- Work request
Please return each line of the listing exactly as given.
□ □ □
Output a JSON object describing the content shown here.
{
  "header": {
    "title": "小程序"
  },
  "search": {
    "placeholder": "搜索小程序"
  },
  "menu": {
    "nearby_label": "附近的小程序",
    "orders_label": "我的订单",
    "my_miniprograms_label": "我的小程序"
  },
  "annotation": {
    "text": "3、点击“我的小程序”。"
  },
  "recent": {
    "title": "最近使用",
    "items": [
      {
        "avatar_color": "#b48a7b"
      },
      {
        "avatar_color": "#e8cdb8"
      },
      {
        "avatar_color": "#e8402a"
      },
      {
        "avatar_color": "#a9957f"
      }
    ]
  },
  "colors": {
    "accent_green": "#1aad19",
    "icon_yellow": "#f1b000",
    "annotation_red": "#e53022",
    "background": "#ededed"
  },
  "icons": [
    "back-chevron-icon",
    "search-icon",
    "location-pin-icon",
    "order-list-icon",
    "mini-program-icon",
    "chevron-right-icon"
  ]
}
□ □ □
- Solved problem
Output a JSON object describing the content shown here.
{
  "header": {
    "title": "小程序"
  },
  "search": {
    "placeholder": "搜索小程序"
  },
  "menu": {
    "nearby_label": "附近的小程序",
    "orders_label": "我的订单",
    "my_miniprograms_label": "我的小程序"
  },
  "annotation": {
    "text": "3、点击“我的小程序”。"
  },
  "recent": {
    "title": "最近使用",
    "items": [
      {
        "avatar_color": "#b48a7b"
      },
      {
        "avatar_color": "#e8cdb8"
      },
      {
        "avatar_color": "#e8402a"
      },
      {
        "avatar_color": "#a9957f"
      }
    ]
  },
  "colors": {
    "accent_green": "#1aad19",
    "icon_yellow": "#f1b000",
    "annotation_red": "#e53022",
    "background": "#ededed"
  },
  "icons": [
    "back-chevron-icon",
    "search-icon",
    "location-pin-icon",
    "order-list-icon",
    "mini-program-icon",
    "chevron-right-icon"
  ]
}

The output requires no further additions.